But that passed. She went to London, where she spent two eight-hour days hooked up to a machine that extracted stem cells from her blood.
When her blood had done its last pass through the machine, a technician grabbed the bag holding her immune-system cells, put it in a cooler and got on a plane to Seattle.
Wilkie felt tired the next couple of days, but was back at the gym within the week.
When news came that a donor had been found, Kilbury went to the Seattle cancer hospital for weeklong chemotherapy.
The strong dosage would kill his immune system and take out a lot of the leukemia cells in the process. Wilkie's cells soon would take over and finish off the rest.
He was in the hospital for three weeks and came in for outpatient treatment for another two months. Daily blood tests showed steadily improving results.
The imported immune system was doing its job as well as anyone could hope -- it was killing the leukemia cells without damaging his healthy organs.
He was given drugs to partially suppress the Scottish immune system inside him. Just enough to keep it from destroying him, but not so much that the cells wouldn't kill the leukemia.
Kilbury showed some mild forms of what is called graft-versus-host-disease -- itchy skin, dry eyes and indigestion, but nothing more serious than that.
He has been off the immunosuppressive drugs for six months now. His strength has come back -- climbing trees while bowhunting for deer again.
His immune system is serving him well. When his two daughters bring a cold home from school, dad is the first to recover.
"You're kicking (the viruses') butt," Kilbury told Wilkie.
And the leukemia cells are gone and show no sign of returning, Warren said.
The registry Wilkie used allows donors to send anonymous cards to recipients right after they have given their stem cells. But donors and recipients must wait two years before they can learn each other's names -- and only if both sides agree.
Wilkie received a letter from Kilbury a few years ago. But even having a name and words on a page didn't strike home for her how much she had given to this stranger.
Then, last year, Wilkie received a friend request from Kilbury on Facebook, and he sent her his picture from when he was in a hospital bed, hooked up to a bag of her stem cells.
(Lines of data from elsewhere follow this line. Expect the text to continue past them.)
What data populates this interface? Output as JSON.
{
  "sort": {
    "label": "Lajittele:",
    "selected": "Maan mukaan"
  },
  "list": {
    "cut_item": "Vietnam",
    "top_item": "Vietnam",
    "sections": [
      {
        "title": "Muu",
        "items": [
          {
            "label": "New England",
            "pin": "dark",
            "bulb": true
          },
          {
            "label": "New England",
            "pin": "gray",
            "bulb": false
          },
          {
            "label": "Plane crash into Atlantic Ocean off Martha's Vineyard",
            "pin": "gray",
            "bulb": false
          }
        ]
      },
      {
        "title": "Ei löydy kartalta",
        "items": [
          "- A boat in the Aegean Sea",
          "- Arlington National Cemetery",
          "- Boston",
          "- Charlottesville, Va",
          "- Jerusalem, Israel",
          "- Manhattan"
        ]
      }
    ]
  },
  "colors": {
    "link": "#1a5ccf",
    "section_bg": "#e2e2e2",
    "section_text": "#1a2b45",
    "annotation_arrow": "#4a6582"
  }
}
"Tears were running down my face," Wilkie said. "I could see physically that I'd given somebody life."
A trip was planned for the holiday that best expresses what neither of them could put into words.
"There are no words to describe how this feels," Wilkie said this week sitting next to Kilbury.
"I don't think there are enough words to say thank you," he said.
Register to be a donor: You can sign up to be a stem cell donor. The registry is called National Marrow Donor Program, but that doesn’t mean you have to donate bone marrow. It also handles less-invasive blood stem cell donations. Go to www.marrow.org or call 800-627-7692.